When sitting down with a qualified California child custody lawyer to look over your custody case, there are certain facts that they will seek to uncover.
They will look at the following items:
- Any evidence of neglect or abuse
- The history of the relationship between the parents and children
- Hugely significant issues that could arise regarding the child's safety, education, health, or general well-being
- Current condition of the status quo custody arrangement
- The child's best interests
Before stepping in front of a family law judge, it is important to realize that these factors will absolutely be put into consideration throughout the duration of your custody case.
Looking at the Status Quo Custody Arrangement
The status quo arrangement consists of whatever the current custody and visitation schedule is that the parents and children are already abiding by. If the current custody and visitation agreement is working out well for the family, the judge may use this as the basis for future custody orders. This does not necessarily mean that the judge will automatically keep the custody arrangement as is, but they will need good reasoning as to why they should change anything.

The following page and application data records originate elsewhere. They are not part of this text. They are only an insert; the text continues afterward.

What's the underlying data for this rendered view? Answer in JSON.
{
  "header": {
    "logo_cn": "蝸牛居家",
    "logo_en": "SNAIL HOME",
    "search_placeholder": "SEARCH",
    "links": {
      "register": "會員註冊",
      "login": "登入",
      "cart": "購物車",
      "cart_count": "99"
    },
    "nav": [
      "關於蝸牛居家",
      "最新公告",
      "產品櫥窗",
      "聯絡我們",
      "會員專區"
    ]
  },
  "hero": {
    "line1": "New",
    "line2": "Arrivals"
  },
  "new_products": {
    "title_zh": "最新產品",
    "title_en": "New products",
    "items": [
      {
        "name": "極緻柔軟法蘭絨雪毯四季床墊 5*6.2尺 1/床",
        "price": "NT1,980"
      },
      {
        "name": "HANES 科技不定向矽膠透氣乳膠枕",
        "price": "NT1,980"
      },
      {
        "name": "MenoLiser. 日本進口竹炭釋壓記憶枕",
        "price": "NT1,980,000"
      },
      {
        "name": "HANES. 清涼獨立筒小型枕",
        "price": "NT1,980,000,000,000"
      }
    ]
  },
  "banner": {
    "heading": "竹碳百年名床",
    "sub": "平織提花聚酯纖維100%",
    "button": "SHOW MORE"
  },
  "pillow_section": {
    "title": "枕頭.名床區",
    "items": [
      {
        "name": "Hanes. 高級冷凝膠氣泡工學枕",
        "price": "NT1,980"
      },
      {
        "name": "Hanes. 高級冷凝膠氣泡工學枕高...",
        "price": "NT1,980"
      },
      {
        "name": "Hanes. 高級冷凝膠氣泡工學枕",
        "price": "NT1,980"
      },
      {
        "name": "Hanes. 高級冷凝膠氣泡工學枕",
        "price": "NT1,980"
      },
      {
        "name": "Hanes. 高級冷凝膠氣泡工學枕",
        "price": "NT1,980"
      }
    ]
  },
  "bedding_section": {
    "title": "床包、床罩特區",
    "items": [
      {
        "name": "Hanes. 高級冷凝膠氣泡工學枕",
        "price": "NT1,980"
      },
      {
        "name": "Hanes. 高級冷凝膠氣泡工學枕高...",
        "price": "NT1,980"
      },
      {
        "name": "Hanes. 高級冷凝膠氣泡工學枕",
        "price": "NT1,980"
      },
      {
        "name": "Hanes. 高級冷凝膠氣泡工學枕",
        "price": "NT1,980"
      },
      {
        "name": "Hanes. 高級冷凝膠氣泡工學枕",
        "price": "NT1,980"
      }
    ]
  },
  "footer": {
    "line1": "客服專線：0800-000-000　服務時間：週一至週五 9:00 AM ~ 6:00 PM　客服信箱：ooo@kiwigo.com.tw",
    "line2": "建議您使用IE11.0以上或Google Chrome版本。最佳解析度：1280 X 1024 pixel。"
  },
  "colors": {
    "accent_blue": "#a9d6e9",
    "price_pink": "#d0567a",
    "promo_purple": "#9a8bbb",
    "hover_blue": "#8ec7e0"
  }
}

What does this mean for custodial and noncustodial parents?
- Custodial—Look at your current custody schedule and consider whether or not it is working well. Perhaps you need to advocate for some modification to the current status quo.
- Noncustodial—Be ready to present to the court various reasons why the current status quo is not in alignment with the child's best interests. Realize that noncustodial parents have just as much of a right to modification as custodial parents, in most cases.
Two Exceptions to Status Quo in California
There are two items that the family law judge cannot attempt to use against either parent when looking at the current status quo arrangement.
- Military Service Member
If one of the parents has been absent or has failed to comply with a custody order due to active military service, the judge cannot make a modification to the custody arrangement based solely on this fact alone. They may make a temporary modification If necessary, but it will be reviewed upon the soldier's return.
- Temporary Absence/Relocation
The judge may not take into consideration temporary relocation or absence by one parent when creating a custody arrangement, as long as the following is true:
- The separation from the family was only for a short amount of time
- The parent demonstrated a desire to remain in contact with the child, to maintain custody or visitation, and that they do not display tendencies of wanting to abandon the child
- Additional resources on California's child custody & visitation laws can be found on the California Courts website.
- Child Custody
- California Child Custody Tips
- More California Child Custody Tips
- Grandparents' Rights
- Post-Judgment Modifications